Anon. 2006. Bush-quail makes unexpected reappearance. World Birdwatch 28(3): 8.

BirdLife International. 2001. Threatened birds of Asia: the BirdLife International Red Data Book. BirdLife International, Cambridge, U.K.

Choudhury, A. 2010. Survey of Manipur Bush-quail in western Assam. World Pheasant Association - India, Aligarh.

Keane, A.M.; Carroll, J. P.; Fuller, R. A.; McGowan, P.J. K. in press. Partridges, quails, francolins, snowcocks, guineafowl and turkeys: status survey and conservation action plan 2005-2009. IUCN and WPA, Gland, Switzerland.

Rahmani, A.R. 2012. Threatened Birds of India - Their Conservation Requirements. Oxford University Press.

Further web sources of information
Detailed species accounts from the Threatened birds of Asia: the BirdLife International Red Data Book (BirdLife International 2001).

Explore HBW Alive for further information on this species

Search for photos and videos, and hear sounds of this species from the Internet Bird Collection

Text account compilers
Benstead, P., Bird, J., Davidson, P., Keane, A., Taylor, J., Khwaja, N. & Symes, A.

Choudhury, A., Rahmani, A., Mahood, S. & Singh, R.

Recommended citation
BirdLife International (2016) Species factsheet: Perdicula manipurensis.
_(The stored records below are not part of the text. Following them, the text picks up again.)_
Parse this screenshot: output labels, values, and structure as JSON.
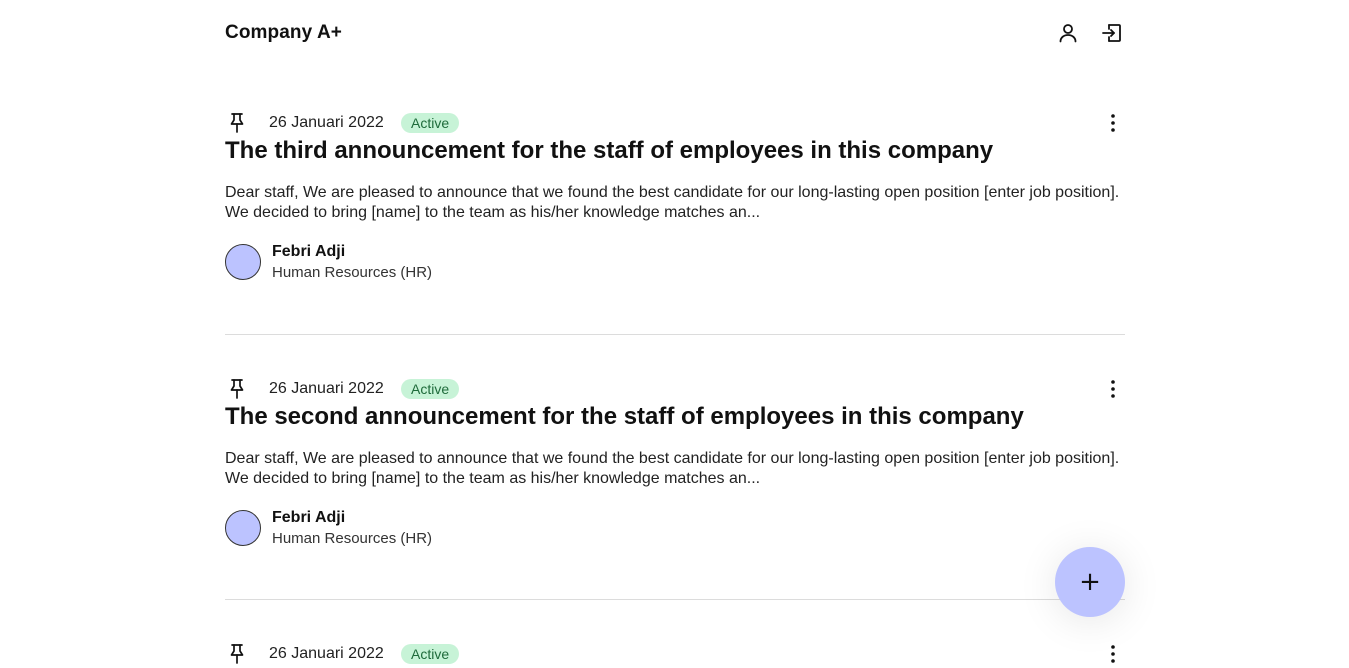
{
  "header": {
    "brand": "Company A+",
    "profile_icon": "user-icon",
    "logout_icon": "logout-icon"
  },
  "posts": [
    {
      "date": "26 Januari 2022",
      "status": "Active",
      "title": "The third announcement for the staff of employees in this company",
      "excerpt": "Dear staff, We are pleased to announce that we found the best candidate for our long-lasting open position [enter job position]. We decided to bring [name] to the team as his/her knowledge matches an...",
      "author_name": "Febri Adji",
      "author_role": "Human Resources (HR)"
    },
    {
      "date": "26 Januari 2022",
      "status": "Active",
      "title": "The second announcement for the staff of employees in this company",
      "excerpt": "Dear staff, We are pleased to announce that we found the best candidate for our long-lasting open position [enter job position]. We decided to bring [name] to the team as his/her knowledge matches an...",
      "author_name": "Febri Adji",
      "author_role": "Human Resources (HR)"
    },
    {
      "date": "26 Januari 2022",
      "status": "Active"
    }
  ],
  "fab": {
    "label": "+",
    "icon": "plus-icon"
  },
  "colors": {
    "badge_bg": "#c7f3d7",
    "badge_text": "#1f6b3b",
    "avatar": "#bcc3ff",
    "fab": "#bcc3ff"
  }
}
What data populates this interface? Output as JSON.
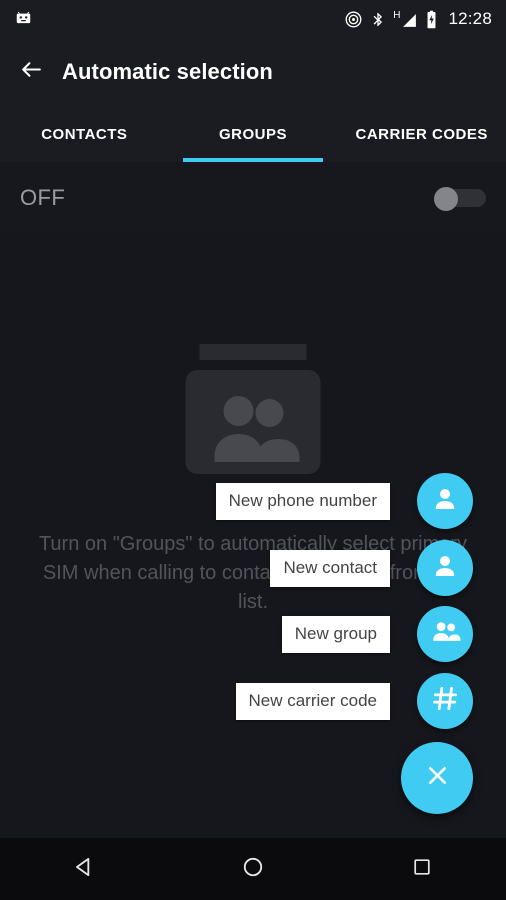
{
  "statusbar": {
    "icons": [
      "android-head-icon",
      "cast-icon",
      "bluetooth-icon",
      "signal-h-icon",
      "battery-charging-icon"
    ],
    "network_type": "H",
    "time": "12:28"
  },
  "appbar": {
    "back_icon": "arrow-back-icon",
    "title": "Automatic selection"
  },
  "tabs": {
    "active_index": 1,
    "accent_color": "#3FCBF2",
    "items": [
      {
        "label": "CONTACTS"
      },
      {
        "label": "GROUPS"
      },
      {
        "label": "CARRIER CODES"
      }
    ]
  },
  "toggle": {
    "label": "OFF",
    "state": "off"
  },
  "empty_state": {
    "icon": "group-placeholder-icon",
    "message": "Turn on \"Groups\" to automatically select primary SIM when calling to contacts in groups from the list."
  },
  "fab_menu": {
    "accent_color": "#3FCBF2",
    "expanded": true,
    "main_icon": "close-icon",
    "items": [
      {
        "label": "New phone number",
        "icon": "person-icon"
      },
      {
        "label": "New contact",
        "icon": "person-icon"
      },
      {
        "label": "New group",
        "icon": "people-icon"
      },
      {
        "label": "New carrier code",
        "icon": "hash-icon"
      }
    ]
  },
  "navbar": {
    "back": "nav-back-icon",
    "home": "nav-home-icon",
    "recents": "nav-recents-icon"
  }
}
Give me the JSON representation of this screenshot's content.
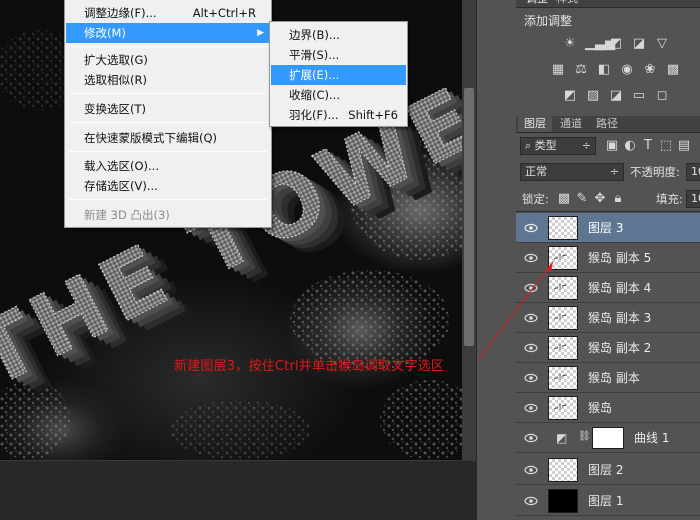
{
  "main_menu": {
    "items": [
      {
        "label": "调整边缘(F)...",
        "shortcut": "Alt+Ctrl+R"
      },
      {
        "label": "修改(M)",
        "selected": true,
        "submenu": true
      },
      {
        "label": "扩大选取(G)"
      },
      {
        "label": "选取相似(R)"
      },
      {
        "label": "变换选区(T)"
      },
      {
        "label": "在快速蒙版模式下编辑(Q)"
      },
      {
        "label": "载入选区(O)..."
      },
      {
        "label": "存储选区(V)..."
      },
      {
        "label": "新建 3D 凸出(3)",
        "disabled": true
      }
    ]
  },
  "sub_menu": {
    "items": [
      {
        "label": "边界(B)..."
      },
      {
        "label": "平滑(S)..."
      },
      {
        "label": "扩展(E)...",
        "selected": true
      },
      {
        "label": "收缩(C)..."
      },
      {
        "label": "羽化(F)...",
        "shortcut": "Shift+F6"
      }
    ]
  },
  "canvas": {
    "artwork_text": "THE TOWER"
  },
  "adjustments_panel": {
    "tabs": [
      "调整",
      "样式"
    ],
    "title": "添加调整",
    "icons": [
      "brightness-icon",
      "levels-icon",
      "curves-icon",
      "exposure-icon",
      "vibrance-icon",
      "color-balance-icon",
      "black-white-icon",
      "photo-filter-icon",
      "channel-mixer-icon",
      "color-lookup-icon",
      "invert-icon",
      "posterize-icon",
      "threshold-icon",
      "selective-color-icon"
    ]
  },
  "layers_panel": {
    "tabs": [
      "图层",
      "通道",
      "路径"
    ],
    "filter_label": "类型",
    "blend_mode": "正常",
    "opacity_label": "不透明度:",
    "opacity_value": "10",
    "lock_label": "锁定:",
    "fill_label": "填充:",
    "fill_value": "10",
    "layers": [
      {
        "name": "图层 3",
        "thumb": "transparent",
        "selected": true
      },
      {
        "name": "猴岛 副本 5",
        "thumb": "text"
      },
      {
        "name": "猴岛 副本 4",
        "thumb": "text"
      },
      {
        "name": "猴岛 副本 3",
        "thumb": "text"
      },
      {
        "name": "猴岛 副本 2",
        "thumb": "text"
      },
      {
        "name": "猴岛 副本",
        "thumb": "text"
      },
      {
        "name": "猴岛",
        "thumb": "text"
      },
      {
        "name": "曲线 1",
        "thumb": "adjustment"
      },
      {
        "name": "图层 2",
        "thumb": "transparent"
      },
      {
        "name": "图层 1",
        "thumb": "black"
      }
    ]
  },
  "annotation": {
    "text": "新建图层3，按住Ctrl并单击猴岛调取文字选区",
    "color": "#e01818"
  },
  "colors": {
    "menu_highlight": "#3399ff",
    "selected_layer": "#5e7692",
    "panel_bg": "#535353"
  }
}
Downloaded from on 27/10/2016. Recommended citation for factsheets for more than one species: BirdLife International (2016) IUCN Red List for birds. Downloaded from on 27/10/2016.

This information is based upon, and updates, the information published in BirdLife International (2000) Threatened birds of the world. Barcelona and Cambridge, UK: Lynx Edicions and BirdLife International, BirdLife International (2004) Threatened birds of the world 2004 CD-ROM and BirdLife International (2008) Threatened birds of the world 2008 CD-ROM. These sources provide the information for species accounts for the birds on the IUCN Red List.

To provide new information to update this factsheet or to correct any errors, please email BirdLife

To contribute to discussions on the evaluation of the IUCN Red List status of Globally Threatened Birds, please visit BirdLife's Globally Threatened Bird Forums.

Key facts
Current IUCN Red List category Endangered
Family Phasianidae (Pheasants, Partridges, Turkeys, Grouse)
Species name author (Hume, 1880)
Population size 1000-2499 mature individuals
Population trend Decreasing
Distribution size (breeding/resident) 50,600 km2
Country endemic? No
Links to further information
- Additional Information on this species